  • @maatmann

    Come to Europe: US$ 8,75/gallon. Stop wining please.

  • F1

    there are no positives from this situation. If you didn’t “ride share” before, you won’t start now,. There will always be the same amount of commuters on the road regardless of gas prices. People will eat then pay for gas to get to work, in that order. They will stop paying other bills long before that pecking order changes. sad but true.
    And southern California is also the full sized pickup truck capitol of the US, lord knows why,, there is rarely more than the driver in them and nothing ever in the bed. Those pigs get between 10 ant 15 miles per gallon and I see a brand new one on the road every day.

  • JSH

    My motorcycle has the highest cost per mile of all my vehicle (gas, tires, maintenance). The bike (02 BMW R1150R) costs $0.21 per mile. My car, a 03 VW TDI Wagon, costs $0.07 per mile. My wife’s car, 05 Toyota Prius, costs $0.06 per mile to run. While they all get mid-40’s mpg, tires are a different story. The BMW eats a $400 set of tires in 5K miles. The cars eat a $500 set of tires every 50K miles.

    Considering my commute starts with 7 miles of stop and go traffic that takes 40 minutes, I’ll keep my “useless” hybrid. Sitting is traffic is much more pleasant with A/C and satellite radio when it is 90F and 80% humidity.

  • Kevin White

    Have to disagree that there are the same number of cars. For work? Perhaps. But we started seeing a marked decrease in evening leisure travel in the 2008 gas price spike.

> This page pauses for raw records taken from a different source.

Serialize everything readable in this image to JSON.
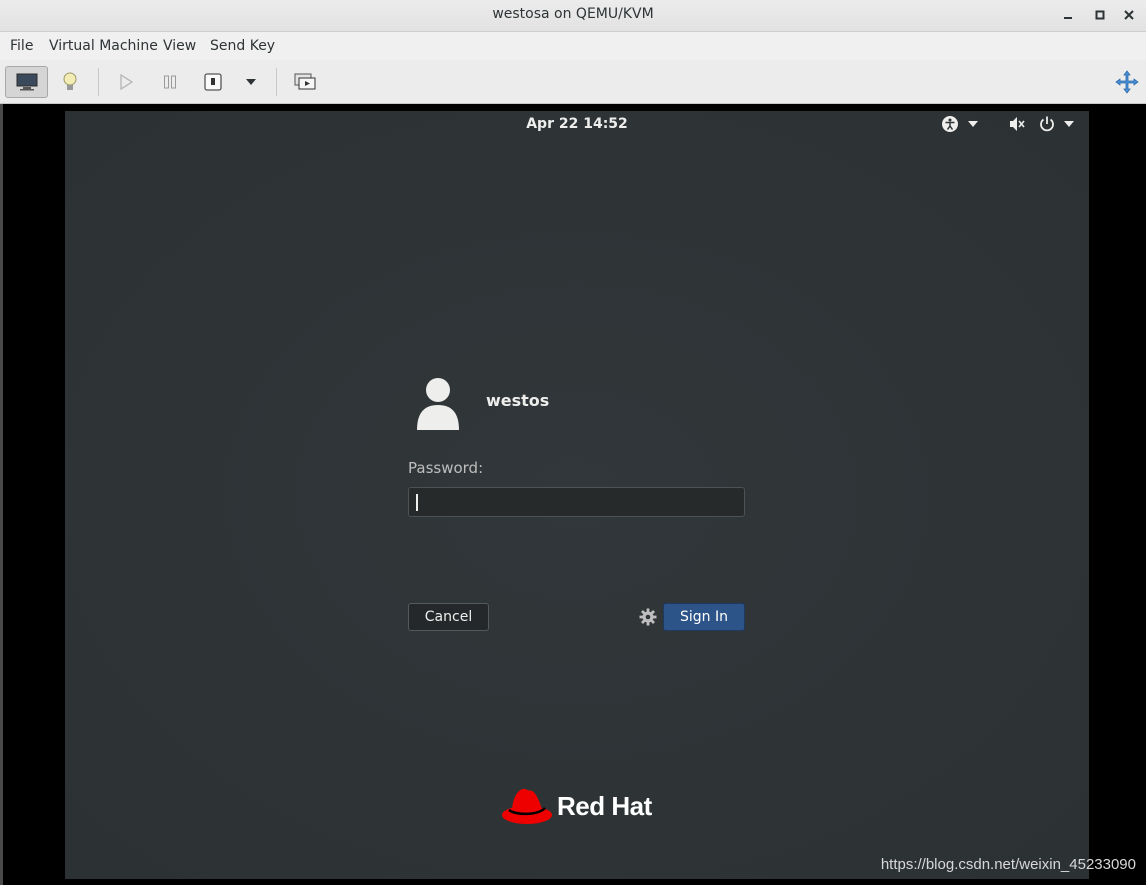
{
  "window": {
    "title": "westosa on QEMU/KVM"
  },
  "menubar": {
    "items": [
      "File",
      "Virtual Machine",
      "View",
      "Send Key"
    ]
  },
  "toolbar": {
    "buttons": [
      "display-console-icon",
      "details-lightbulb-icon",
      "run-icon",
      "pause-icon",
      "shutdown-icon",
      "shutdown-menu-dropdown-icon",
      "snapshots-icon",
      "fullscreen-icon"
    ]
  },
  "guest": {
    "clock": "Apr 22  14:52",
    "user": {
      "name": "westos"
    },
    "password": {
      "label": "Password:",
      "value": ""
    },
    "buttons": {
      "cancel": "Cancel",
      "sign_in": "Sign In"
    },
    "brand": "Red Hat"
  },
  "watermark": "https://blog.csdn.net/weixin_45233090",
  "colors": {
    "guest_bg": "#2f3436",
    "sign_in": "#2d5488",
    "red_hat": "#ee0000"
  }
}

  • Max


    Crying when you are being raped isn’t whining. With all due respect.